Above, a staff member helps a young girl with homework after school.
Tarana* is a bright, determined 18-year-old. She is also an Afghani refugee from Pakistan. She arrived in Syracuse just two months ago with no English skills and limited formal education.
Starting a new school as a teenager is undeniably challenging. Doing so in a new language and culture is more so. But Tarana is determined to succeed.
Before starting high school, Tarana was enrolled in “Academy” at the CYO (our Refugee Services Center). Academy is a month-long course designed to help youth like Tarana make the transition into American schools. It includes English language classes and introduction to American school culture. For refugee youth, many of whom have spent years in refugee camps, formal schooling conventions are unfamiliar. Tarana learned quickly. As Case Manager Lydia Andrews helped Taraba get to high school on her first day, Tarana showed off her English. She said “Hello! How are you?

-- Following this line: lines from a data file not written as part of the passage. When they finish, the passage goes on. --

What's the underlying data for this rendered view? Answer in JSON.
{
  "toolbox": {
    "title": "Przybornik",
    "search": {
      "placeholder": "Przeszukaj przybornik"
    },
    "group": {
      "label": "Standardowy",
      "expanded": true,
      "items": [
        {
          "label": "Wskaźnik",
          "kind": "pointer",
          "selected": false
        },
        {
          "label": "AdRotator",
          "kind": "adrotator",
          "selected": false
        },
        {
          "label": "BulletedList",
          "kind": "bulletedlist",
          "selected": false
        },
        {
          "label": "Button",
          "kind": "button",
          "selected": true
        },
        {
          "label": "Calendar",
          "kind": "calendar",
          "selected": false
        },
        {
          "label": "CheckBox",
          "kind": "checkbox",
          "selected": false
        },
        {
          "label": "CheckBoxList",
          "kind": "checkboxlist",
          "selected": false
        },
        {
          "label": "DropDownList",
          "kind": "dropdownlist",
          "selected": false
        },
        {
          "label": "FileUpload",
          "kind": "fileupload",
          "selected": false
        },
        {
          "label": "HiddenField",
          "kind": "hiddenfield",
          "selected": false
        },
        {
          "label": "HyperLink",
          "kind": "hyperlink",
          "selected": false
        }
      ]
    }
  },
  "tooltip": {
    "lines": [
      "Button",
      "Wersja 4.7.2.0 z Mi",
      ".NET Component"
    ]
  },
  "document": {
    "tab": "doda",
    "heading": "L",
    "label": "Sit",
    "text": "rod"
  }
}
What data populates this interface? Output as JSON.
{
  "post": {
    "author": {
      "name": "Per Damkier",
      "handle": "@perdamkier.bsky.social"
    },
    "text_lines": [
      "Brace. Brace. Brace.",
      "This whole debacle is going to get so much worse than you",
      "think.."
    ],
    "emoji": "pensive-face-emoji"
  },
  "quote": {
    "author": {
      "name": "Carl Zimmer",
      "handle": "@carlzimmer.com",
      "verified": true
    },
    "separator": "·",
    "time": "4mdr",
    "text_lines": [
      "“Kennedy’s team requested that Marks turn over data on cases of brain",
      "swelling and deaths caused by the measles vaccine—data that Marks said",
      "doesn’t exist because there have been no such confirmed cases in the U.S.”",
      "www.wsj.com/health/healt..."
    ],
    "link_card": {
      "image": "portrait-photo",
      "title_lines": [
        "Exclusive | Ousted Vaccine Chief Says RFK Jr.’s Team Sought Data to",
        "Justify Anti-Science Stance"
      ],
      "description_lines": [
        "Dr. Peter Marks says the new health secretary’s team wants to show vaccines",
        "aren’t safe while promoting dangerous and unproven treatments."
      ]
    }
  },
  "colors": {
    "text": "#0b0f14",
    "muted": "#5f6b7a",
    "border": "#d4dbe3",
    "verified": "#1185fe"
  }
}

Good morning,” and, finally, “From CYO.” Her new knowledge, she meant, had been gained through the Academy program.
Refugee Services staff have been impressed by Tarana’s resilience. “She’s eager to take advantage of the educational opportunities she’s heard are available to her in the American system,” says Lydia. “Similar opportunities were difficult for her to access in Pakistan.”
“She has already grown so much in just a few weeks of class and life in America,” says Lydia. “We look forward to hearing more about her success.”
*name has been changed
Posted by Bridget Dunn, Communications Coordinator